The image was installed in a church in Capo Colonna, 12 km from Crotone, near a sacred grove sheltering a famous temple of Hera Lacinia, a goddess revered as the protectress of women in childbirth. Since materials from this temple were used to build the cathedral in Crotone and a terrible earthquake hit this region in 1638, only a single column of Hera's temple remains standing. Still it's a beautiful site overlooking the Gulf of Taranto with the Madonna's little church nearby.
The original icon is now housed in the cathedral in Crotone, but a copy holds the place in Capo Colonna. Once a year the Madonna comes home for a visit on the cape. This occasion commemorates the miracle that blackened the Madonna and is celebrated with great festivities in May, the month of Mary. On the first day of the month the icon is taken down from the main high altar and placed in the nave. This makes the Madonna accessible to her children who respond by crowding around to kiss her. She is then carried in a comparatively short procession around town, stopping for a special blessing at the hospital. On the third Saturday a great crowd of faithful follow Our Lady in a much longer procession from the cathedral to Cape Colonna. Leaving around 1:00 p.m., they walk, many barefoot, about thirteen kilometers and arrive at the Cape around 6:30p.m. The night is spent with the Madonna and the local bishop at the cemetery. At the break of dawn the journey resumes, arriving at the old sanctuary with first light. Having spent one day at her old home, the Madonna returns to Crotone by night. This time she is transported by boat, accompanied by a fleet of fishing vessels lit up by torch light. As she enters the harbor of Crotone she is greeted by music and fireworks. The fishermen thus secure the Madonna's protection for their trips out to sea.

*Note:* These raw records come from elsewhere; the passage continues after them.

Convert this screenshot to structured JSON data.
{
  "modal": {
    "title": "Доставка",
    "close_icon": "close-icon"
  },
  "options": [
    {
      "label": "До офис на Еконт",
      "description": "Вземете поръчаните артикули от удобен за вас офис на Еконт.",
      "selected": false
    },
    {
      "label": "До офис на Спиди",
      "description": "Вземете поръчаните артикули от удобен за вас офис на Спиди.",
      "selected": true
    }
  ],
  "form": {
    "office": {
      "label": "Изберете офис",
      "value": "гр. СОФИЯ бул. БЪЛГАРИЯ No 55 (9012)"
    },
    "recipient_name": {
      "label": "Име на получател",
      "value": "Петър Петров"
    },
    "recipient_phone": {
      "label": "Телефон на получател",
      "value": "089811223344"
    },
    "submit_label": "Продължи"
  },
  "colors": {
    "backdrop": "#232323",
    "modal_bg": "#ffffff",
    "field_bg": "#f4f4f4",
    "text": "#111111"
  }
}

Mary's Festival of the Dawn continues throughout the month of May. Every seven years it is extra special. Usually a smaller copy of the actual holy image is taken on the pilgrimage, but then the life size original is carried in procession to Capo Colonna and back, foregoing the boat ride.
The earliest record of the Madonna in Capo Colonna stems from a 6th century manuscript entitled "The Book of Miracles". It mentions a small church in the town where the faithful venerate a sacred image attributed to Luke.
In 1519 the icon fell into the hands of Turkish pirates but was miraculously preserved. The thieves tried to burn it, but while the flames darkened the Madonna they would not consume her. The painting still shows a little scorching from the fire. Perceiving the power of this treasure, reminiscent of Moses' burning bush, the pirates decided to take it with them. But once it was on their ship, they were unable to move their vessel until they threw the Madonna overboard. She drifted to shore, where a fisherman by the name of Agazio lo Morello found her. He hid her in his cabin. Only on his deathbed did he reveal his treasure.
Countless other miracles have been attributed to the Dawn of Peace. She is said to have saved her town from the plague, calmed an earthquake, and healed many sick.